### [What to work on]
Pull every line that includes the word "text" from the data.

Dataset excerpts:
-*-*-
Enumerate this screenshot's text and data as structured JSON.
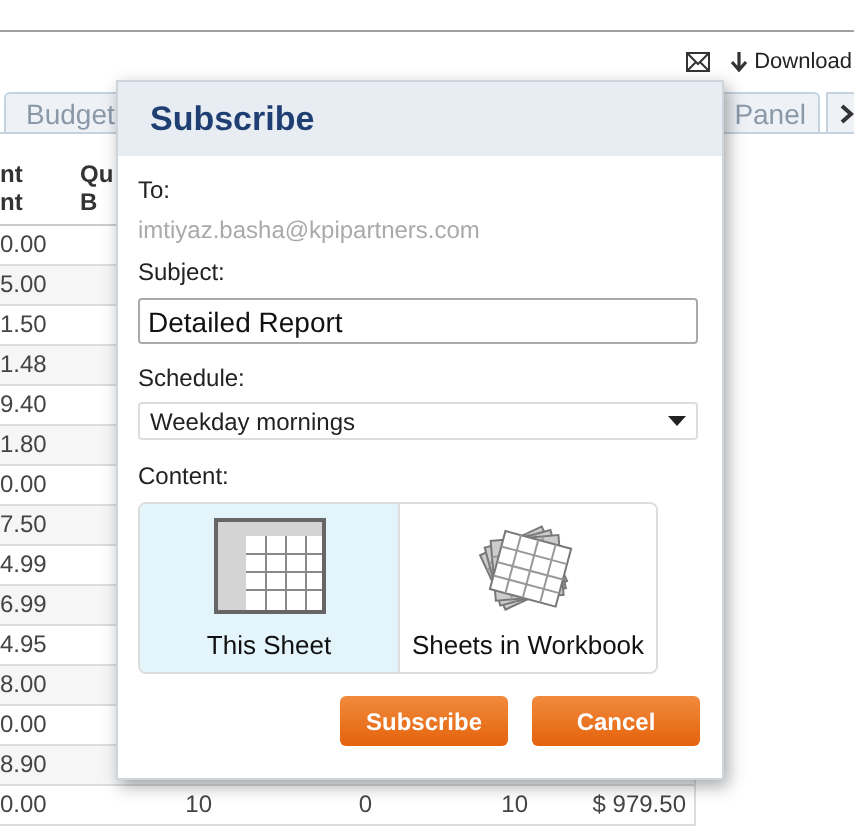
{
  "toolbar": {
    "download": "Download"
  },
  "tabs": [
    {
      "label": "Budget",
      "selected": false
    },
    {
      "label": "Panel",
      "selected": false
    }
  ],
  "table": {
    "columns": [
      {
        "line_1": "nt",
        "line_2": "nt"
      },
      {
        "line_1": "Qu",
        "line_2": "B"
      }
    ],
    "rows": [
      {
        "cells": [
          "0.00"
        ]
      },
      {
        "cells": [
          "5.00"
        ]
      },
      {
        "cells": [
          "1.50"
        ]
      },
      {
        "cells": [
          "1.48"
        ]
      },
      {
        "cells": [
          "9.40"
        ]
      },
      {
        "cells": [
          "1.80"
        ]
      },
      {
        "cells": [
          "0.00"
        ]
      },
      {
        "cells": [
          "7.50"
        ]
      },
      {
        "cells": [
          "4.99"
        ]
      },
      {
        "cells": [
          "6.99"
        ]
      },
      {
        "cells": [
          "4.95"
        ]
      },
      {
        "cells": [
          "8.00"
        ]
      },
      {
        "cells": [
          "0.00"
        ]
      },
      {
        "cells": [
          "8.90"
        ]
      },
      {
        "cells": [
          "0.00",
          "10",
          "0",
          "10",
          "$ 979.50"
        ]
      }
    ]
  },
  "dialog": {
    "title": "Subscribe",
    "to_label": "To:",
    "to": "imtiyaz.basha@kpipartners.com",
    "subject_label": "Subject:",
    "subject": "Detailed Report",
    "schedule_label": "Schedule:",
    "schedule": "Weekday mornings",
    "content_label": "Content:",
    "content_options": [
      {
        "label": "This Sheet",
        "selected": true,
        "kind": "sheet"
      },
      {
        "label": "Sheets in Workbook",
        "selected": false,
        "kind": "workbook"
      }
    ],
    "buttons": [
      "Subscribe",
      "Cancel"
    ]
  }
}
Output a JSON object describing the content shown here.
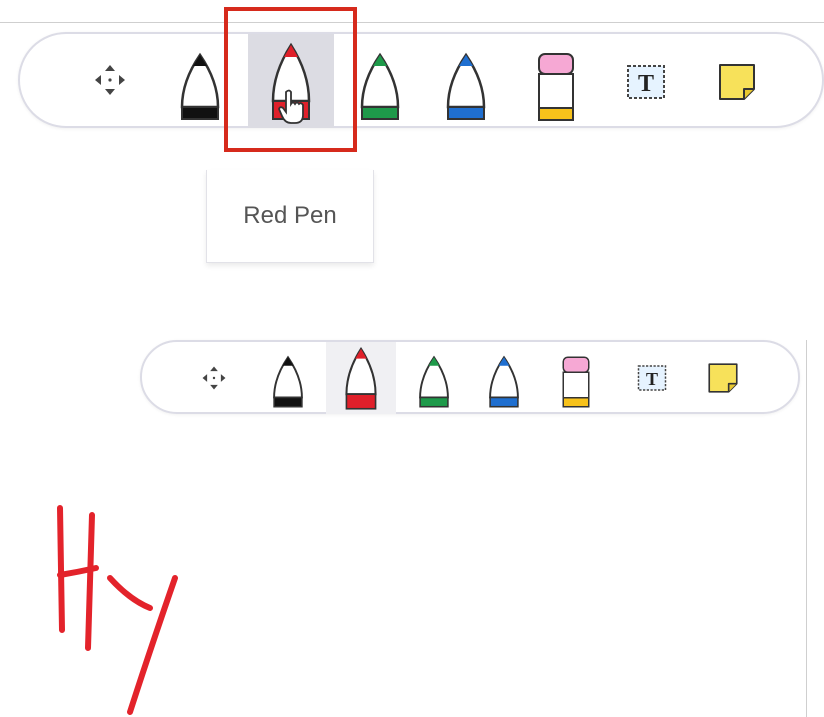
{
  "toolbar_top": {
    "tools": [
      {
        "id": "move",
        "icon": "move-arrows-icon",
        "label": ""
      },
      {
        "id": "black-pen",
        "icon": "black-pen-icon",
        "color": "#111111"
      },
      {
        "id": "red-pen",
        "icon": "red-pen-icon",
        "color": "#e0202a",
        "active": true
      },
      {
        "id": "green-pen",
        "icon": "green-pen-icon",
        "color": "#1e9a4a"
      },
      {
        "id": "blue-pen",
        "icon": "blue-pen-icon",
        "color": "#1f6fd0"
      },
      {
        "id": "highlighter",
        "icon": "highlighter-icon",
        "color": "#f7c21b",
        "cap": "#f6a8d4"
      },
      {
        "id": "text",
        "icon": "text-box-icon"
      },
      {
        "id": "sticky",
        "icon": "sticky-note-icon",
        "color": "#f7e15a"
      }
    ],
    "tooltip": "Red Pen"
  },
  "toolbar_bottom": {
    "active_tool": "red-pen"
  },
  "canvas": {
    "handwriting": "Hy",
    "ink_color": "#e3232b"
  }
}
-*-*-
### [Reply]
Enumerate this screenshot's text and data as structured JSON.
        "id": "text",
        "icon": "text-box-icon"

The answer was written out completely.